I need the number of lines in the following entries that hold the word "Navigating", and no other text.

## PROVIDED RECORDS
==========

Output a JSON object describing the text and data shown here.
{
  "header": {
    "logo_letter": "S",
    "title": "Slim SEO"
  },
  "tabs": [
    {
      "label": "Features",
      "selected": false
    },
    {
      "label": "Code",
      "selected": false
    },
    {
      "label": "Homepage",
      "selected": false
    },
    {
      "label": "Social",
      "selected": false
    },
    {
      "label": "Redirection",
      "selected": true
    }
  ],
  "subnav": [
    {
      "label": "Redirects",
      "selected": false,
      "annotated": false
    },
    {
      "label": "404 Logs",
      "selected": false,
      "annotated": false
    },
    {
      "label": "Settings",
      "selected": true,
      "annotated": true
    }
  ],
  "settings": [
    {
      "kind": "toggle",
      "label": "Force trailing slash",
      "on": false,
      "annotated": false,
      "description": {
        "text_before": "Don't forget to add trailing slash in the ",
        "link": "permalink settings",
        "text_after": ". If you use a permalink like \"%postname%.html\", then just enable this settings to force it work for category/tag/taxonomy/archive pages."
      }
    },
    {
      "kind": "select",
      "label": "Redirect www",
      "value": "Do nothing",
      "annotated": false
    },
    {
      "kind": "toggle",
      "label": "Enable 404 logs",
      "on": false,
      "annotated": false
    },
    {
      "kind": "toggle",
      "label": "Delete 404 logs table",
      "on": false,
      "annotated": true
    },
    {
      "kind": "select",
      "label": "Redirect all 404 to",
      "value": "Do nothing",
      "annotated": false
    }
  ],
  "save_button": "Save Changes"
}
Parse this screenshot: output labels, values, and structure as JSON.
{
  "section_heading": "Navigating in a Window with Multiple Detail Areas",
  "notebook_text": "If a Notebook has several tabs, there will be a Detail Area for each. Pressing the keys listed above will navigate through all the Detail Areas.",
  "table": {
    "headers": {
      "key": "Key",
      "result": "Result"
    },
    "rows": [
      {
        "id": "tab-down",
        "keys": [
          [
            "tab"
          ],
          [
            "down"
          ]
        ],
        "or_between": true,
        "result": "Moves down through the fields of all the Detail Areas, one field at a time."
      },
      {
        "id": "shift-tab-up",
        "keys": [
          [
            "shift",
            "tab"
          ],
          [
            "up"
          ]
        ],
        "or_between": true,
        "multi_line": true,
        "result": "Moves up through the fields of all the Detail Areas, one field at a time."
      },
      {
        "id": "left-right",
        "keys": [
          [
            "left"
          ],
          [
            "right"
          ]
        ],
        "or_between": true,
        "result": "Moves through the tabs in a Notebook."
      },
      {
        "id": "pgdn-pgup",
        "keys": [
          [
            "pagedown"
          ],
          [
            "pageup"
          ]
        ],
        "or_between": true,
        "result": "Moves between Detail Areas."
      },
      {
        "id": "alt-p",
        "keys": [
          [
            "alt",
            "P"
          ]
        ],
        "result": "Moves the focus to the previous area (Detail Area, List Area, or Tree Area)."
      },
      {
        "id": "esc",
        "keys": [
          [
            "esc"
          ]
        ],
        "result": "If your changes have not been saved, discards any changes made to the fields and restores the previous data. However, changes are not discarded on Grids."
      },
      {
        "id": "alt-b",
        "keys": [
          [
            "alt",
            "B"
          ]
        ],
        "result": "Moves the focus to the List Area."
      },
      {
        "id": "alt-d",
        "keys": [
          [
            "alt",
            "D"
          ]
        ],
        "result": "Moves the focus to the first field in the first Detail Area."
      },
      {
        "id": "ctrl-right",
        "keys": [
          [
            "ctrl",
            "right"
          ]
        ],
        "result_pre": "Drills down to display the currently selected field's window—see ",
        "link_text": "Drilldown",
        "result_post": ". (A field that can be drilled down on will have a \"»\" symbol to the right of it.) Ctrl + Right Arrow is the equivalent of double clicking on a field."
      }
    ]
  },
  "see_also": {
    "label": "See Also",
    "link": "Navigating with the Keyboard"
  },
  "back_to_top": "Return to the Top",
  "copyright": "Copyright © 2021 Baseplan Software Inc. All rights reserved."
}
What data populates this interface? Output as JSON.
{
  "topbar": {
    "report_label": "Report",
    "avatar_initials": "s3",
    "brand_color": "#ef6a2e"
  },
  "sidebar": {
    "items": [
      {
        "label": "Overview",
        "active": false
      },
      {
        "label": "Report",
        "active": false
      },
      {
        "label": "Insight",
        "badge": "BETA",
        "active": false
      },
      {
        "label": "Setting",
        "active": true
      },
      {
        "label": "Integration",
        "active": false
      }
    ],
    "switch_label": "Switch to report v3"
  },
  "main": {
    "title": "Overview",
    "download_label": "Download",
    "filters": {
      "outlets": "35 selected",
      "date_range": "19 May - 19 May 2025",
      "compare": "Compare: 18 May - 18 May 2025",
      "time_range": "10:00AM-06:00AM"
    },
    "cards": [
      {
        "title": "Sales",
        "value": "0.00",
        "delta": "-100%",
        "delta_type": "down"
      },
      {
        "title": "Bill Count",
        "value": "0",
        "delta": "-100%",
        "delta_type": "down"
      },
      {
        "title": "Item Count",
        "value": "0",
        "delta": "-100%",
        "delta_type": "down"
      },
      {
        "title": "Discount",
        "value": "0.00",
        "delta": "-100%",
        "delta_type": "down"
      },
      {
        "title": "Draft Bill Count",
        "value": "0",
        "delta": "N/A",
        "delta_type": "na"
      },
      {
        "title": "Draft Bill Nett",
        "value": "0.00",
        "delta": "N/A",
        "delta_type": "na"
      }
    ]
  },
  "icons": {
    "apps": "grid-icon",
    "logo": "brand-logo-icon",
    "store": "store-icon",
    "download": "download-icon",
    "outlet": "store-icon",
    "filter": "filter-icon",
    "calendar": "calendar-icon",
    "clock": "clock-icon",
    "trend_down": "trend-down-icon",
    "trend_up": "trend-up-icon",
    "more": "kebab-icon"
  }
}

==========

## YOUR SOLUTION
2